Europe shows some resiliency, Asia mixed
European equities battled back from early losses that stemmed from some disappointing earnings reports, while oil & gas issues led to the upside with crude oil prices recovering from a recent sell-off and financials also found support. A preliminary read on U.K. 3Q GDP showed growth unexpectedly accelerated to a 2.3% y/y pace, from the 2.1% expansion posted in 2Q, where economists had expected it to remain. Also, q/q, U.K. growth came in at 0.5%, from 0.7% in 2Q, but above the expected 0.3% increase.

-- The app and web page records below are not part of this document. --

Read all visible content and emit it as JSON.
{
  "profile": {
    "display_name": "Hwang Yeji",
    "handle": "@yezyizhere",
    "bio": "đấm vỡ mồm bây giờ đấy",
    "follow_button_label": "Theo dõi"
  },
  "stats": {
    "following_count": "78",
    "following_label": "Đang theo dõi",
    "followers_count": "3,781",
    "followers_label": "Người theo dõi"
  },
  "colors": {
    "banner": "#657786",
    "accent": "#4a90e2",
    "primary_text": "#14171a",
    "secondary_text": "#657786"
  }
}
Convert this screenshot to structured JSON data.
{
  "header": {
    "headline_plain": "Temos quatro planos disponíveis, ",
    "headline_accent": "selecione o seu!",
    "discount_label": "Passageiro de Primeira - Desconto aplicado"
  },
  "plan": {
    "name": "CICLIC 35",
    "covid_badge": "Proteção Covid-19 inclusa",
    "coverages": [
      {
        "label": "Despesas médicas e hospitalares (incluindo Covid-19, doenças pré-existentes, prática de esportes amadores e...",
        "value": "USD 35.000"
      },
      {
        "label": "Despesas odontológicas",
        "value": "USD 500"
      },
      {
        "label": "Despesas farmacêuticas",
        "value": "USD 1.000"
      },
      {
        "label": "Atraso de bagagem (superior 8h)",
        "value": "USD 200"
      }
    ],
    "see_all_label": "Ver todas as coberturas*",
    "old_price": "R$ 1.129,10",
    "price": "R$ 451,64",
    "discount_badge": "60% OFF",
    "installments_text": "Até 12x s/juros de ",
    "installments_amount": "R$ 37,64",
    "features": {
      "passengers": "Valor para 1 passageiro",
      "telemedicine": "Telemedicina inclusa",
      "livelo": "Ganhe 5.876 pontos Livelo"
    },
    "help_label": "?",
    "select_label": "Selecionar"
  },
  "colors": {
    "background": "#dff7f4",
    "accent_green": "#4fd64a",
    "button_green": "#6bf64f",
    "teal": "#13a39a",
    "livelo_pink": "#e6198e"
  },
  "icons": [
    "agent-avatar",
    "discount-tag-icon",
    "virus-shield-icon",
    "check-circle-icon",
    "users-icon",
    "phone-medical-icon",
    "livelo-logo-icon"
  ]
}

The report was delivered by the Office for National Statistics, which noted that there was "little evidence of a pronounced effect" from the late-June vote in the U.K. to exit the European Union, known as a Brexit, adding credence to the article by Schwab's Director of International Research, Michelle Gibley, CFA, Keep Calm and Carry On: The Brexit Shock That Wasn't at www.schwab.com/marketinsight. Both the euro and the British pound declined versus the U.S. dollar, while bond yields in the region gained ground. The global markets continued to grapple with political and monetary policy uncertainty, while Sweden's central bank kept its benchmark interest rate unchanged at a negative rate.

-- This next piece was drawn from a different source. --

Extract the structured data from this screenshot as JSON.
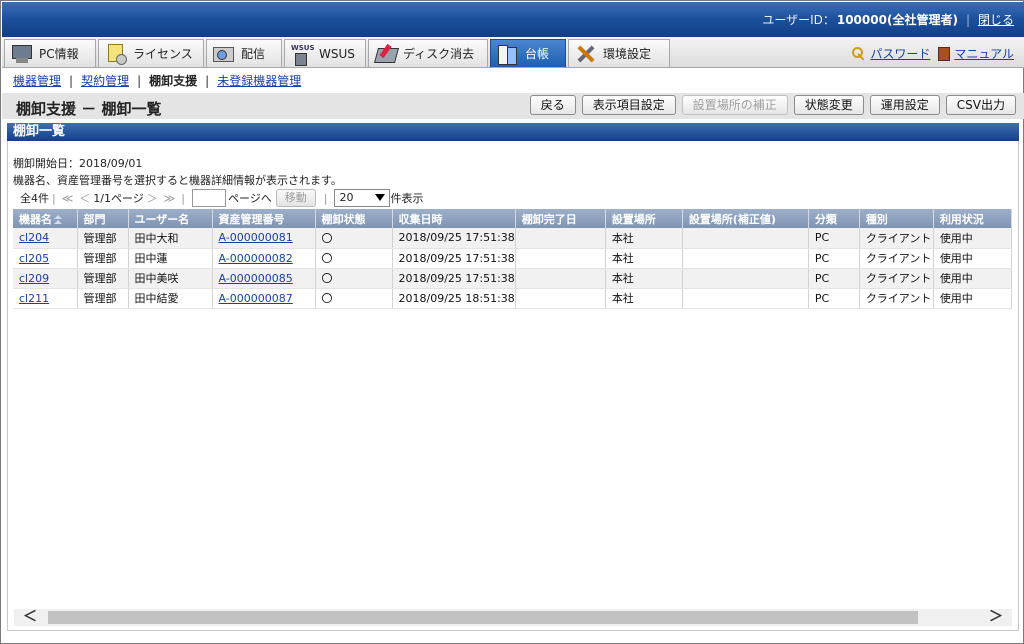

Stocks in Asia finished mixed with the continued drop in crude oil prices on Wednesday pressuring the energy sector, while the global markets remain focused on earnings season. For analysis of earnings and the stock markets, Schwab's Jeffrey Kleintop, CFA, offers an outlook for the stock markets and earnings growth his latest article, Three Reasons Stocks May Avoid Another Lost Decade, at www.schwab.com/marketinsight. Japanese equities declined despite some weakness in the yen, as traders grapple with the Bank of Japan's recent shift in monetary policy to targeting the yield curve. Stocks trading in mainland China and Hong Kong were mostly lower with oil & gas issues seeing pressure and a report showing growth in the nation's industrial profits decelerated solidly in September. Australian securities were led lower by weakness in basic materials and oil & gas issues. Indian equities rebounded from yesterday's decline that came on concerns about loan-loss provisions in the banking sector. Stocks in South Korea rose.
Tomorrow, the international economic docket will yield household spending and CPI from Japan and new home sales and PPI from Australia. Releases from across the pond will include advance 3Q GDP, PPI, CPI and consumer spending from France, CPI from Germany and consumer confidence for the Eurozone.